2009 Nissan SE-R Spec V
At a time when there are all-wheel-drive choices like the WRX or Ralliart, the 2009 Nissan Spec V does just fine with front-wheel drive. Our test car had the optional helical front limited-slip differential, which basically makes the Spec V feel secure and planted until you get to the tightest switchback with a broken surface; there, where the inside wheel would have come loose without the diff, when we got back on the power we had a slight issue with the steering wheel pulling a little bit off course—but there's nowhere close to the torque steer we've experienced on some V-6 vehicles.
There's a feeling that prevails in the driving experience, if you're driving enthusiastically: There's more fore-and-aft motion than expected—especially a feeling of front-end lift on hard acceleration—which translate to a lot of roll in back when going downhill on switchbacks. It's a car that will require you to be especially smooth on the throttle and brakes when driving it near the limit.
Nissan made some good choices for the 2009 Sentra SE-R Spec V to accommodate how people will drive it most of the time—in daily driving, and on the commute. The suspension doesn't have the sort of impact harshness nearly every entry in this class but the WRX. And there's none of the engine-noise boom that we've noticed in both other tuner cars and in Nissan's Versa and Cube, though there is a noticeably wind-noise swoosh around the front cowl area at 70 mph and up.
Outside of the wind noise and a creaky clutch pedal, this reviewer's only other complaint pertains to the seats, which though they look like sport seats have soft foam, aren't very supportive, and lack the hip-and-thigh support that we'd expect.
There is one sore spot in the feature list: no electronic stability control.

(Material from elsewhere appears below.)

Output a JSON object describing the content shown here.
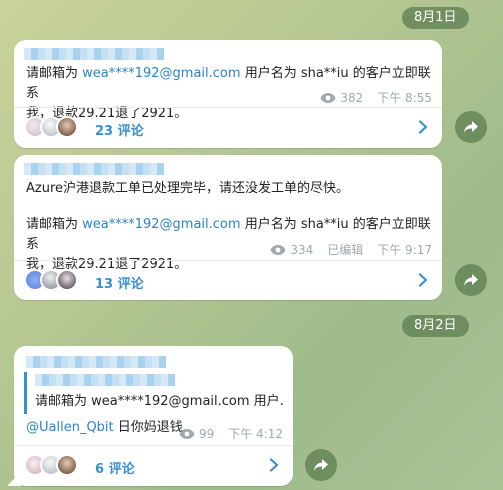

It's not even offered, and seems like a glaring omission in a performance car that's going to have its limits tested. Parents beware.

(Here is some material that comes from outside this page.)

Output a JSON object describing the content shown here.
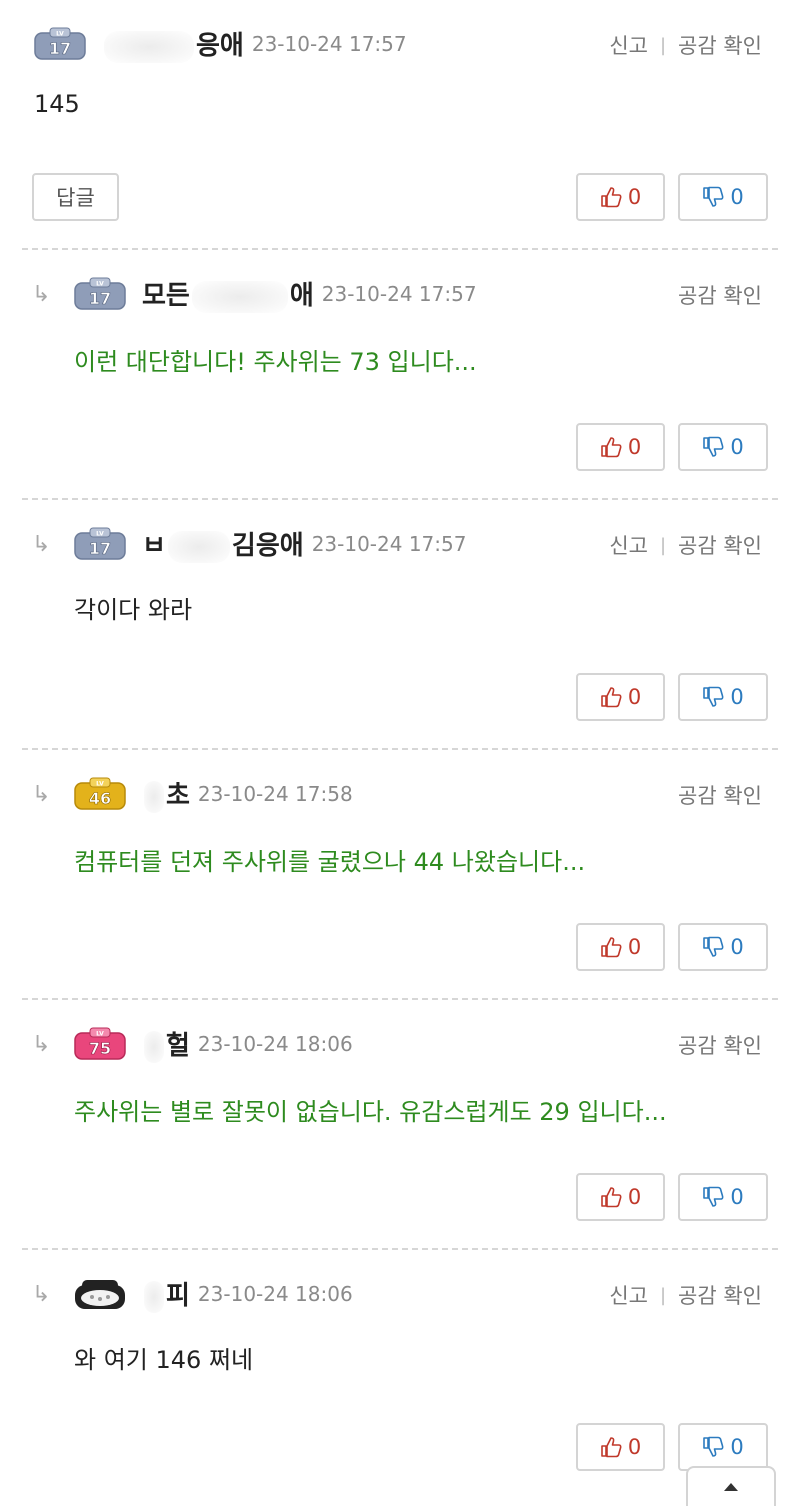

The 2009 Spec V is otherwise well equipped, with air conditioning, power accessories, and a six-speaker sound system all standard. Ours had the optional moonroof, helical limited-slip front diff, and the awesome-sounding 340-watt Rockford Fosgate sound-system upgrade.
The test car slotted right between the EPA ratings of 21 mpg city, 29 highway, with 25 mpg altogether in about 100 miles of around-town driving, some of it quite aggressive. Premium fuel is recommended though.

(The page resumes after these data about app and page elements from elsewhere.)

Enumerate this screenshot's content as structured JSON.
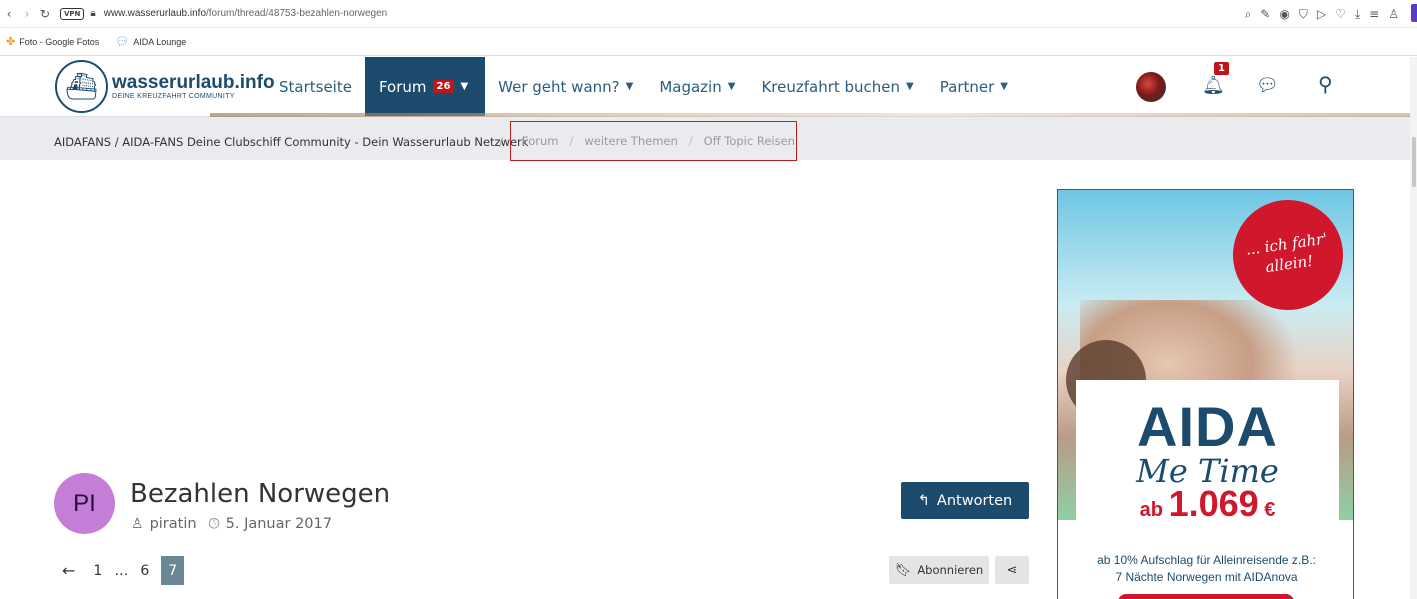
{
  "browser": {
    "url_host": "www.wasserurlaub.info",
    "url_path": "/forum/thread/48753-bezahlen-norwegen",
    "vpn_label": "VPN",
    "icons": [
      "back-icon",
      "forward-icon",
      "reload-icon",
      "vpn-icon",
      "lock-icon",
      "zoom-icon",
      "edit-icon",
      "camera-icon",
      "shield-icon",
      "play-icon",
      "heart-icon",
      "download-icon",
      "menu-icon",
      "profile-icon"
    ]
  },
  "bookmarks": [
    {
      "label": "Foto - Google Fotos",
      "icon": "pinwheel-icon"
    },
    {
      "label": "AIDA Lounge",
      "icon": "chat-bubble-icon"
    }
  ],
  "site": {
    "logo_title": "wasserurlaub.info",
    "logo_subtitle": "DEINE KREUZFAHRT COMMUNITY",
    "nav": [
      {
        "label": "Startseite"
      },
      {
        "label": "Forum",
        "badge": "26",
        "active": true
      },
      {
        "label": "Wer geht wann?"
      },
      {
        "label": "Magazin"
      },
      {
        "label": "Kreuzfahrt buchen"
      },
      {
        "label": "Partner"
      }
    ],
    "notification_count": "1",
    "colors": {
      "primary": "#1d4b6e",
      "badge": "#c3141b",
      "highlight_box": "#b62121"
    }
  },
  "breadcrumb": {
    "root": "AIDAFANS / AIDA-FANS Deine Clubschiff Community - Dein Wasserurlaub Netzwerk",
    "items": [
      "Forum",
      "weitere Themen",
      "Off Topic Reisen"
    ]
  },
  "ad": {
    "badge_line1": "... ich fahr'",
    "badge_line2": "allein!",
    "brand": "AIDA",
    "tagline": "Me Time",
    "price_prefix": "ab",
    "price": "1.069",
    "currency": "€",
    "footer_line1": "ab 10% Aufschlag für Alleinreisende z.B.:",
    "footer_line2": "7 Nächte Norwegen mit AIDAnova"
  },
  "thread": {
    "avatar_initials": "PI",
    "title": "Bezahlen Norwegen",
    "author": "piratin",
    "date": "5. Januar 2017",
    "reply_label": "Antworten",
    "subscribe_label": "Abonnieren"
  },
  "pagination": {
    "pages": [
      "1",
      "…",
      "6"
    ],
    "current": "7"
  }
}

The 2009 Nissan Spec V is a strong value, costing several thousand dollars less than the least expensive rally machines like the Ralliart and WRX, but what's especially surprising that it costs less than the Dodge Caliber SRT4 or Chevrolet Cobalt SS—both turbocharged but less refined.
If the newest Mazdaspeed3 is anything like the last one, it still trumps the Spec V, but versus just about any other hotted-up small car. The last-gen '09 Speed3 had somewhat peaky powertrain response, but its suspension tuning was excellent—much like the Spec V, but with a more buttoned-down feel to the motions.
Stay tuned for our driving impressions of the Mazdaspeed3 as we get an advance drive next month.
High Gear Media drove a manufacturer-provided vehicle to produce this hands-on road test.